### Exercise description
Take the entries below and write them out exactly, with each picture removed.

[Records shown Boundary: Start]

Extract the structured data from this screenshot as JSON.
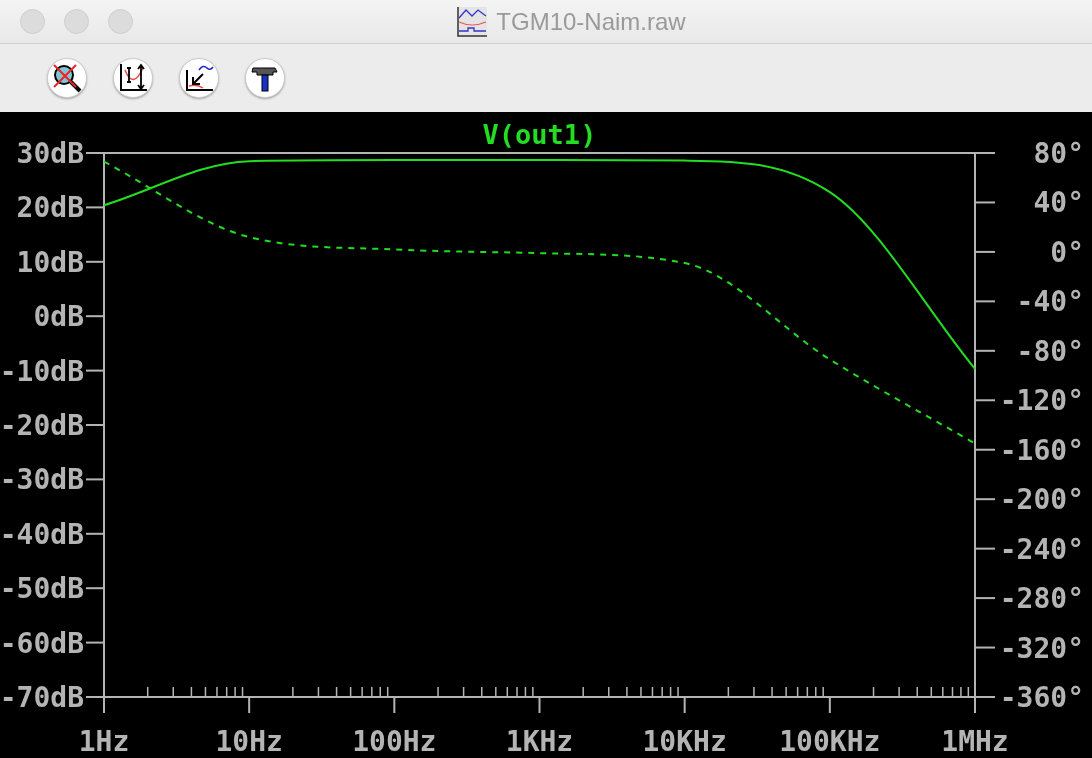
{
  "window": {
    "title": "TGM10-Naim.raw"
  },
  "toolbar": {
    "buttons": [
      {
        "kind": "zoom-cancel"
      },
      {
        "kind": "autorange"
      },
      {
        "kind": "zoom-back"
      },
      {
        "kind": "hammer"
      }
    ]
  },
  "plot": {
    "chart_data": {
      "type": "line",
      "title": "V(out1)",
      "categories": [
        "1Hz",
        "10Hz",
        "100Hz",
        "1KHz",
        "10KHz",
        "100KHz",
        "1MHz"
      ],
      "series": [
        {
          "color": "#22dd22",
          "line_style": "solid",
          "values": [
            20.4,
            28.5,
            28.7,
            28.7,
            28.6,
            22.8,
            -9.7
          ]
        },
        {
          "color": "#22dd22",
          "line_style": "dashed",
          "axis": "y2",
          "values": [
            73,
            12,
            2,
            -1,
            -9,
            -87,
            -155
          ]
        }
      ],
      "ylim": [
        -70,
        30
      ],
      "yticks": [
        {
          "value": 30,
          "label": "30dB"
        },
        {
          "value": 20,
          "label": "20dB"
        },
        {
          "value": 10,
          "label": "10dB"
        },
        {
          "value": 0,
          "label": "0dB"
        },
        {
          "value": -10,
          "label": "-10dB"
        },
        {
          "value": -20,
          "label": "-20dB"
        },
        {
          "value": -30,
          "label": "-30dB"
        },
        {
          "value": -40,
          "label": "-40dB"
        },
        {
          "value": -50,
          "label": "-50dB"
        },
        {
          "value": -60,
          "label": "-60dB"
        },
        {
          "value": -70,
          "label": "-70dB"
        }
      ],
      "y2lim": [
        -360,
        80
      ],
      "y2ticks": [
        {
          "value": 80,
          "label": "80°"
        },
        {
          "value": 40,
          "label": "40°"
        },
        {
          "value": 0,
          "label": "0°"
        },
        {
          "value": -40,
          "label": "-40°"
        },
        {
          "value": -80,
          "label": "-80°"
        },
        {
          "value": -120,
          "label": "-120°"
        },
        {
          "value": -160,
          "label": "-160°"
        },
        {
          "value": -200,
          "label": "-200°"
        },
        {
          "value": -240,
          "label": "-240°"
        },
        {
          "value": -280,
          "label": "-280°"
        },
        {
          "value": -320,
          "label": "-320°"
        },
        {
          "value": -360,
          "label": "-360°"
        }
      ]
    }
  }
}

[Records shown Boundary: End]

### Result of this task
Extract the structured data from this screenshot as JSON.
{
  "window": {
    "title": "TGM10-Naim.raw"
  },
  "toolbar": {
    "buttons": [
      {
        "kind": "zoom-cancel"
      },
      {
        "kind": "autorange"
      },
      {
        "kind": "zoom-back"
      },
      {
        "kind": "hammer"
      }
    ]
  },
  "plot": {
    "chart_data": {
      "type": "line",
      "title": "V(out1)",
      "categories": [
        "1Hz",
        "10Hz",
        "100Hz",
        "1KHz",
        "10KHz",
        "100KHz",
        "1MHz"
      ],
      "series": [
        {
          "color": "#22dd22",
          "line_style": "solid",
          "values": [
            20.4,
            28.5,
            28.7,
            28.7,
            28.6,
            22.8,
            -9.7
          ]
        },
        {
          "color": "#22dd22",
          "line_style": "dashed",
          "axis": "y2",
          "values": [
            73,
            12,
            2,
            -1,
            -9,
            -87,
            -155
          ]
        }
      ],
      "ylim": [
        -70,
        30
      ],
      "yticks": [
        {
          "value": 30,
          "label": "30dB"
        },
        {
          "value": 20,
          "label": "20dB"
        },
        {
          "value": 10,
          "label": "10dB"
        },
        {
          "value": 0,
          "label": "0dB"
        },
        {
          "value": -10,
          "label": "-10dB"
        },
        {
          "value": -20,
          "label": "-20dB"
        },
        {
          "value": -30,
          "label": "-30dB"
        },
        {
          "value": -40,
          "label": "-40dB"
        },
        {
          "value": -50,
          "label": "-50dB"
        },
        {
          "value": -60,
          "label": "-60dB"
        },
        {
          "value": -70,
          "label": "-70dB"
        }
      ],
      "y2lim": [
        -360,
        80
      ],
      "y2ticks": [
        {
          "value": 80,
          "label": "80°"
        },
        {
          "value": 40,
          "label": "40°"
        },
        {
          "value": 0,
          "label": "0°"
        },
        {
          "value": -40,
          "label": "-40°"
        },
        {
          "value": -80,
          "label": "-80°"
        },
        {
          "value": -120,
          "label": "-120°"
        },
        {
          "value": -160,
          "label": "-160°"
        },
        {
          "value": -200,
          "label": "-200°"
        },
        {
          "value": -240,
          "label": "-240°"
        },
        {
          "value": -280,
          "label": "-280°"
        },
        {
          "value": -320,
          "label": "-320°"
        },
        {
          "value": -360,
          "label": "-360°"
        }
      ]
    }
  }
}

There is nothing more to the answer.